6. Pricing & Value
VPN subscriptions generally have relatively expensive monthly plans, and significant discounts if you pay well in advance. That’s the case with both of these services.
NordVPN is one of the least expensive VPN services you’ll find. A monthly subscription is $11.95, and this is discounted to $6.99 a month if you pay yearly. There are larger discounts when paying even further in advance: the 2-year plan costs just $3.99/month, and the 3-year plan a very affordable $2.99/month.
TORGuard is similar, starting at just $9.99/month, with the cheapest subscription being $4.17/month when you pay two years in advance. That’s not much more than Nord.
Unless you need to access streaming services, when you’ll need to pay extra for a dedicated streaming IP address as well. Paying two years in advance, the combined subscription comes to $182.47, which works out at $7.60/month, more than double Nord’s cheapest rate.
The Final Verdict
Tech-savvy networking geeks will be well-served by TorGuard. The app places all the settings at your fingertips so you can more easily customize your VPN experience, balancing speed with security. The service’s basic price is quite affordable, and you get to choose which optional extras you’re willing to pay for.
For everyone else, I recommend NordVPN. Its three-year subscription price is one of the cheapest rates on the market—the second and third years are surprisingly inexpensive. The service offers the best Netflix connectivity of any VPN I tested (read the full review here), and some very fast servers (though you may have to try a few before you find one). I highly recommend it.

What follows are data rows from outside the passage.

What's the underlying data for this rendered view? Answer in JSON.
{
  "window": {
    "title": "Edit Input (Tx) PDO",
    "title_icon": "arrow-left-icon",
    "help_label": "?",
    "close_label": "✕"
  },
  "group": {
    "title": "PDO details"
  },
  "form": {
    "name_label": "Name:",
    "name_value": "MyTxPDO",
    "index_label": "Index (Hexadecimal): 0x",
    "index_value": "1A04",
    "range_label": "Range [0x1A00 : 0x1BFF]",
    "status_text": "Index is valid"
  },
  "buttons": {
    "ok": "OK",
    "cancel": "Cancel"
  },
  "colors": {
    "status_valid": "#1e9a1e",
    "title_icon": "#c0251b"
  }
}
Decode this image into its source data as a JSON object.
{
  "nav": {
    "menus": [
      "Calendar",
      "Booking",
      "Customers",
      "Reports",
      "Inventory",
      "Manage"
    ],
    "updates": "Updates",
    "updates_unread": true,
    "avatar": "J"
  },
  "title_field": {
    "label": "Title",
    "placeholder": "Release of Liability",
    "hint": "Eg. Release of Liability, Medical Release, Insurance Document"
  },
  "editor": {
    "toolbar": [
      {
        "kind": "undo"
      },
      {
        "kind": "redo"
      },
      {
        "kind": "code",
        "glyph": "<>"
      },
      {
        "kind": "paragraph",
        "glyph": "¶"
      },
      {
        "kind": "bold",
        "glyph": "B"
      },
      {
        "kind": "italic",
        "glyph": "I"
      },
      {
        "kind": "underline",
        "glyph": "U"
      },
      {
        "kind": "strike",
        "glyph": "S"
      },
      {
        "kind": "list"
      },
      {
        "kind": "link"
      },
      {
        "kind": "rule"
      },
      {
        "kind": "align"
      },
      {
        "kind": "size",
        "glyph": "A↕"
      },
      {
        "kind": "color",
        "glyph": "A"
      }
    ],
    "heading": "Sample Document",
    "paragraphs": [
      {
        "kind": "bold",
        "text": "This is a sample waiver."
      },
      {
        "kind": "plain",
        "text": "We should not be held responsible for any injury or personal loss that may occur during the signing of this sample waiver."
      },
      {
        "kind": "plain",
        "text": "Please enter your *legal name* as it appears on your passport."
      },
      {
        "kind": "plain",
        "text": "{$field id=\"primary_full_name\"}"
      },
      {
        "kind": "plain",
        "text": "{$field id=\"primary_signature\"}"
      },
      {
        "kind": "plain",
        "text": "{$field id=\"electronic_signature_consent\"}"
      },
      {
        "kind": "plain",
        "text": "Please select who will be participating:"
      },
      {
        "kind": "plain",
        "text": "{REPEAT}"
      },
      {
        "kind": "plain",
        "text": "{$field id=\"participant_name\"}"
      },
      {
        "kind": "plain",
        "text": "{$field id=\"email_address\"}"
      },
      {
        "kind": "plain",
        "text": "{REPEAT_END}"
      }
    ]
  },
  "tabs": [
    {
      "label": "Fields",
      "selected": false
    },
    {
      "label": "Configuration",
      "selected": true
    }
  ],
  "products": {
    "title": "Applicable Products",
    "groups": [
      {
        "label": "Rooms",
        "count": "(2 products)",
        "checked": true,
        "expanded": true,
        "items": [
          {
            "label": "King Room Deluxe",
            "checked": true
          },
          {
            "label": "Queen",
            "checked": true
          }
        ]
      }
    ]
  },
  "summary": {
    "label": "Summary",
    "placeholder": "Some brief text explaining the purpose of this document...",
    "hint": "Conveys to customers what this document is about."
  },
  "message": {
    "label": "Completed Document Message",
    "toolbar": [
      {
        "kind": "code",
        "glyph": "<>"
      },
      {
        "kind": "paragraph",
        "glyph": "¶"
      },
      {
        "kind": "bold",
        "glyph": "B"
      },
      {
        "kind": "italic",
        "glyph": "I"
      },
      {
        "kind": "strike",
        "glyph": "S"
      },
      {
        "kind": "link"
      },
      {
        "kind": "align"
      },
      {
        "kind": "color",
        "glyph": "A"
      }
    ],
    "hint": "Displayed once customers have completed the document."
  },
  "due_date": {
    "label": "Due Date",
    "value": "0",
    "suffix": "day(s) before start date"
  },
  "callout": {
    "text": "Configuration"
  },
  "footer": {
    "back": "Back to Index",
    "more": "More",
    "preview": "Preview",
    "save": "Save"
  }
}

Both services offer a good range of features, excellent privacy policies, and advanced security options. If you’re still not sure which to choose, take them for a test drive. Both companies stand behind their service with a money-back guarantee (30 days for Nord, 7 days for TorGuard). Evaluate each app, run your own speed tests, and explore how configurable each service is. See for yourself which one best meets your needs.